Data and research is key to designing a new solution at this stage; a job suited for UX designers. A boost in technology budgets can make a significant impact on growth and development, but only if it supports the customer journey identified through research. There’s no room for assumption in a digital transformation. And an error in judgement or poor understanding of the customer will prove to be too costly to repeat.
At the customer experience level of preparedness, organizations don’t have the large budgets and infrastructure needed for large-scale marketing programs. Instead, they focus their energy on strategic digital teams, with the goal of understanding the end user through and through, before designing a solution that satisfies their wants, needs, and behavior.
The Level Of Operational Effectiveness
The first level of preparedness, or the most basic indicator to embark on the digital transformation process, lies in the operational effectiveness of a company. Far stretched from the aspirational goals of enhancing ecosystem lifecycle value, operational effectiveness focuses on streamlining processes, designing more efficient workflows, and creating an effective relationship with digital technology to get more done, in less time, with less error. What we are really referring to here, is efficient automation.
Take PostNord for example, the postal service provider in Sweden. Facing a business-model disruption for years, the company was forced to enter the hyper-connected world of IoT to focus on innovating its operational efficiencies. The company’s Senior Manager for IoT, Helen Holst, summarized their actions by stating, “Start with what you know,” she advises. “Try to find business cases that generate savings. These will help you fund the next steps of your digital transformation.”

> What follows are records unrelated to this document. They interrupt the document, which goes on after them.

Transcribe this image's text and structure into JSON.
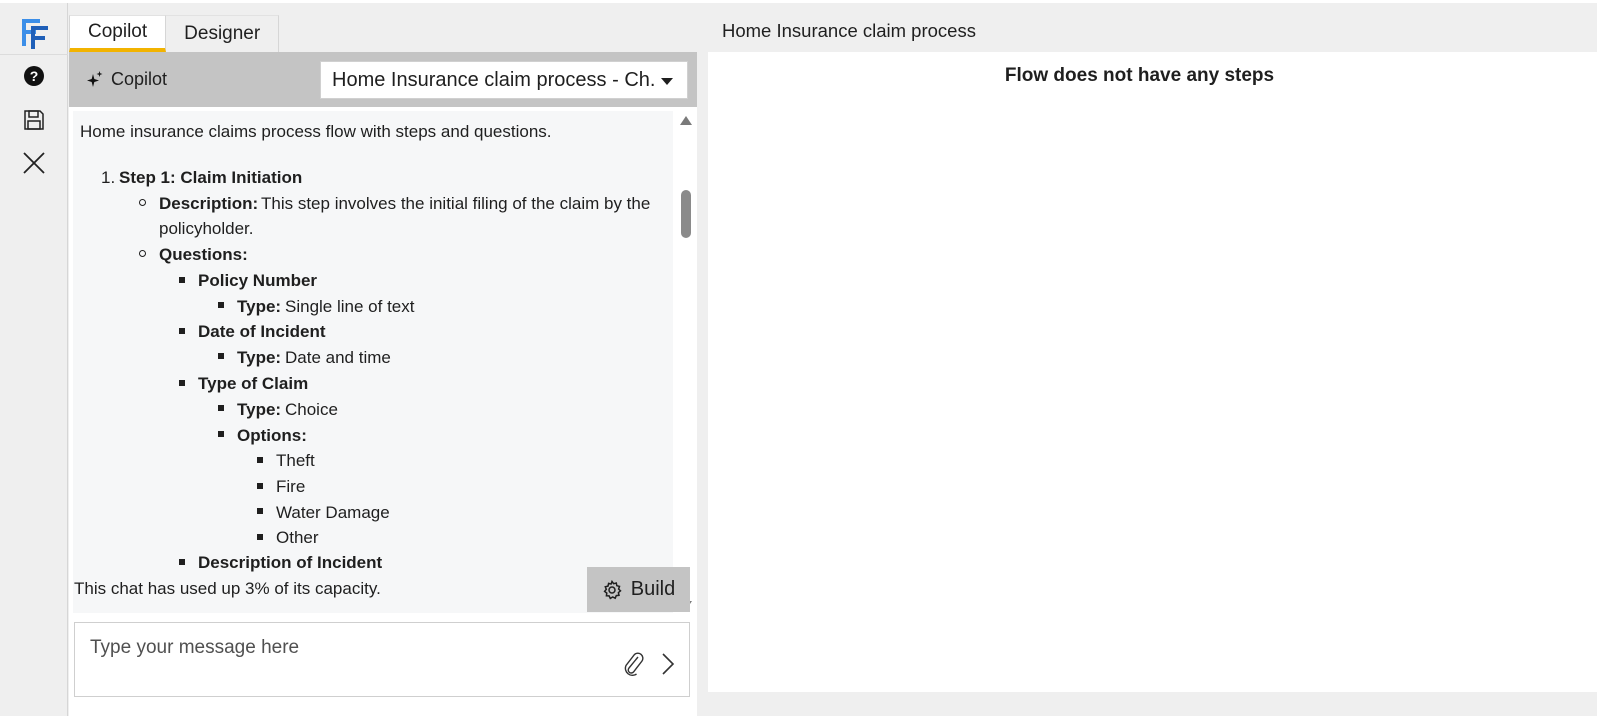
{
  "app": {
    "logo_text": "FF",
    "rail": {
      "help_icon": "help-circle-icon",
      "save_icon": "save-icon",
      "close_icon": "close-icon"
    }
  },
  "tabs": [
    {
      "label": "Copilot",
      "active": true
    },
    {
      "label": "Designer",
      "active": false
    }
  ],
  "copilot": {
    "title": "Copilot",
    "selected_flow": "Home Insurance claim process - Ch...",
    "intro": "Home insurance claims process flow with steps and questions.",
    "steps": [
      {
        "number": "1.",
        "title": "Step 1: Claim Initiation",
        "description_label": "Description:",
        "description_line1": "This step involves the initial filing of the claim by the",
        "description_line2": "policyholder.",
        "questions_label": "Questions:",
        "questions": [
          {
            "name": "Policy Number",
            "type_label": "Type:",
            "type": "Single line of text"
          },
          {
            "name": "Date of Incident",
            "type_label": "Type:",
            "type": "Date and time"
          },
          {
            "name": "Type of Claim",
            "type_label": "Type:",
            "type": "Choice",
            "options_label": "Options:",
            "options": [
              "Theft",
              "Fire",
              "Water Damage",
              "Other"
            ]
          },
          {
            "name": "Description of Incident"
          }
        ]
      }
    ],
    "capacity_text": "This chat has used up 3% of its capacity.",
    "build_label": "Build",
    "message_placeholder": "Type your message here"
  },
  "designer": {
    "title": "Home Insurance claim process",
    "empty_message": "Flow does not have any steps"
  },
  "colors": {
    "accent": "#f2b300",
    "header_gray": "#c4c4c4",
    "logo_blue": "#2f7fd8"
  }
}
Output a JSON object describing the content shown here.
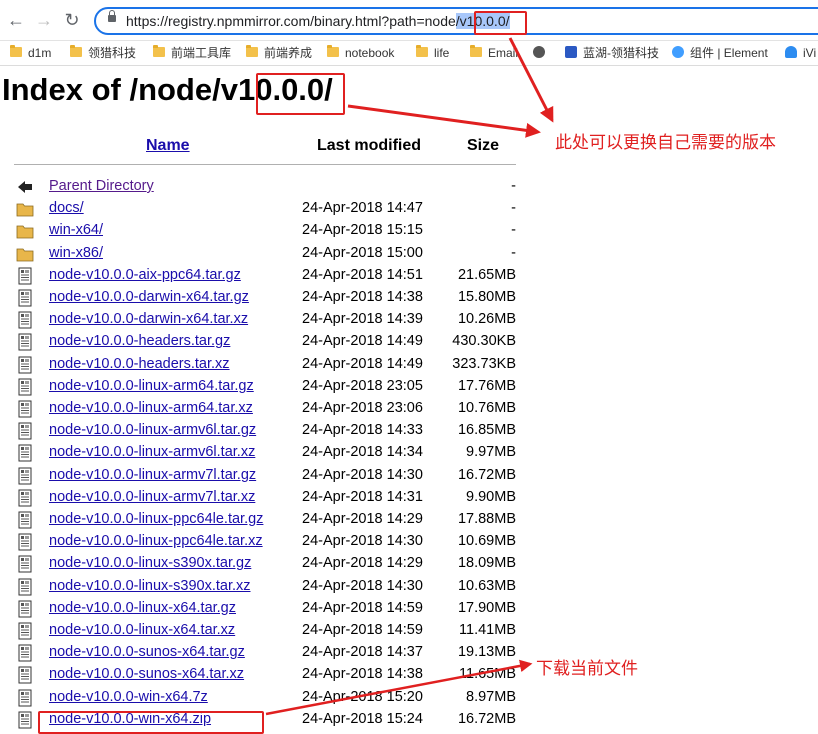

Whether performed by people, systems, or a combination of the two, digital transformation can improve the efficiency and effectiveness of the processes involved with all business-related operations. Of course, this effectiveness is only valuable if it resonates with employees and end users in a satisfying manner. It’s another call to integrate UX teams into the mix.
Although operational effectiveness is an introductory stage into the realm of digital transformation, it’s integral to building a strong foundation for change within any organization, and can resurface further down the line to create strategic advantages. Operational improvements often account for the largest gains within many companies; it’s a factor that can be completely controlled. And that can’t be said for the rest of the transformation process. From reduced downtimes, increased productivity, better utilization of tools, and greater flexibility to internal events, organizational effectiveness opens the door to vast improvements that impact the bottom line and user experience.
Upon analyzing all four levels of preparedness, the path forward in beginning a digital transformation is paved differently with unique challenges for every organization. And it’s important to understand that each level of readiness calls for a long-term strategy. One that can unify internal teams across every department while supporting the transition to a customer first, technology-driven company. And ultimately, this will drive real change for the business. But even this one shared goal doesn’t guarantee that a feasible plan can be created, yet alone implemented. Digital transformation is still a relatively new concept; nobody has “finished” a digital transformation. Even the most advanced companies see it as an ongoing process. In reality, a complete shift to thrive in the digital world is the new normal, starting with the alignment of talent and cross-functional teams.
Our speciality is identifying the very talent that makes these projects successful, and The Carrera Agency is here to help you in your own digital journey, wherever it may be along the readiness scale.